Influence of surface modifications to titanium on antibacterial activity in vitro
The antibacterial effect of surface modifications to titanium on Porphyromonas gingivalis ATCC 33277 and Actinobacillus actinomycetemcomitans ATCC 43718 was evaluated. Surface modifications were performed with dry processes including ion implantation (Ca+, N+, F+), oxidation (anode oxidation, titania spraying), ion plating (TiN, alumina), and ion beam mixing (Ag, Sn, Zn, Pt) with Ar+ on polished pure titanium plates. F+-implanted specimens significantly inhibited the growth of both P. gingivalis and A. actinomycetemcomitans than the polished titanium. The other surface-modified specimens did not exhibit effective antibacterial activity against both bacteria. No release of the fluorine ion was detected from F-implanted specimens under dissolution testing. This result and the characterization of the F+-implanted surfaces suggested that the possible antibacterial mechanism of the F+-implanted specimen was caused by the formation of a metal fluoride complex on the surfaces. In addition, F+-implanted surfaces did not inhibit the proliferation of fibroblast L929-cells. These findings indicate that surface modification by means of a dry process is useful in providing antibacterial activity of oral bacteria to titanium implants exposed to the oral cavity.
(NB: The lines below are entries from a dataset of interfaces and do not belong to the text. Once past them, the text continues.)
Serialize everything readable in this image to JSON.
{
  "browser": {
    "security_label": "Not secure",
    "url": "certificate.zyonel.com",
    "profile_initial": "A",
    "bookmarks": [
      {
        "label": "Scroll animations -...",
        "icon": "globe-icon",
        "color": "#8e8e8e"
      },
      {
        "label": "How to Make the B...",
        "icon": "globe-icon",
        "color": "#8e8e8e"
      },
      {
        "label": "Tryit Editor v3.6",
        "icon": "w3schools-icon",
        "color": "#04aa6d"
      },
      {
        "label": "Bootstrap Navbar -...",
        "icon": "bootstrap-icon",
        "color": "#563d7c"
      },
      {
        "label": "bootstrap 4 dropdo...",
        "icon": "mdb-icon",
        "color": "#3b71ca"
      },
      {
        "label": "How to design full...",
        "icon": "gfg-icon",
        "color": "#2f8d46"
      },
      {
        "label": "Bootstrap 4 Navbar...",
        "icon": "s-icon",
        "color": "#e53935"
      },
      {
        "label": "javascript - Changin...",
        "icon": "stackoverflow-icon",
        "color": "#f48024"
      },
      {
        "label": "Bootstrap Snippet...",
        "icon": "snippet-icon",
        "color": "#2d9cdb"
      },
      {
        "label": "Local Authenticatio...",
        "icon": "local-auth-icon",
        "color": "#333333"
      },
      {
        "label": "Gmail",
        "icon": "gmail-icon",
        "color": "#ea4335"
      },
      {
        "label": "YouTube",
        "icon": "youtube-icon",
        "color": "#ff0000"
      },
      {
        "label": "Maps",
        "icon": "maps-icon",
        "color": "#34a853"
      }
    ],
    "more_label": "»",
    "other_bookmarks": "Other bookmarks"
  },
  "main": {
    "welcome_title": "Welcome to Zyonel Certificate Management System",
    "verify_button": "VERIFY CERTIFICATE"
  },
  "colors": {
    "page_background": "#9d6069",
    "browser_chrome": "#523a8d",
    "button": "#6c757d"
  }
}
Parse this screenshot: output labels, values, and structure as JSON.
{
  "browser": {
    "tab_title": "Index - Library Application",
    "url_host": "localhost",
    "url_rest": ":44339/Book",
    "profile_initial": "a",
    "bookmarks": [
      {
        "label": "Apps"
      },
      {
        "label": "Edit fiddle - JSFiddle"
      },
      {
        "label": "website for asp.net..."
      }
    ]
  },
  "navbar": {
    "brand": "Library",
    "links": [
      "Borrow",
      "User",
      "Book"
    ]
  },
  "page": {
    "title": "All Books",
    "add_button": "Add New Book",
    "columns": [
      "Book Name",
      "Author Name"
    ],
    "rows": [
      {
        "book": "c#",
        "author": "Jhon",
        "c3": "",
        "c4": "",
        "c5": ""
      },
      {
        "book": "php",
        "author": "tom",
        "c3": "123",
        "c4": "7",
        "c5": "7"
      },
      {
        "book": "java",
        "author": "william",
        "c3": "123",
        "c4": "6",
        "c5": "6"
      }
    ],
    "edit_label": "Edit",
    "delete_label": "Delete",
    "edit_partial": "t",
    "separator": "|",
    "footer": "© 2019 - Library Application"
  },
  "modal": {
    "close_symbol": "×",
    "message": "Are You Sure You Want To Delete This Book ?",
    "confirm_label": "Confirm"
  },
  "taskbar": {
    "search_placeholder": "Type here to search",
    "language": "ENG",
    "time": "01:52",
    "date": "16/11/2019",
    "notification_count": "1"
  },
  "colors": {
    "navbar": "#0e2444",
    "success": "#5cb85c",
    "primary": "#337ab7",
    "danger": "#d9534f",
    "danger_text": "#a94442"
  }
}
Journal: Biomaterials - Volume 22, Issue 14, 2001, Pages 2043–2048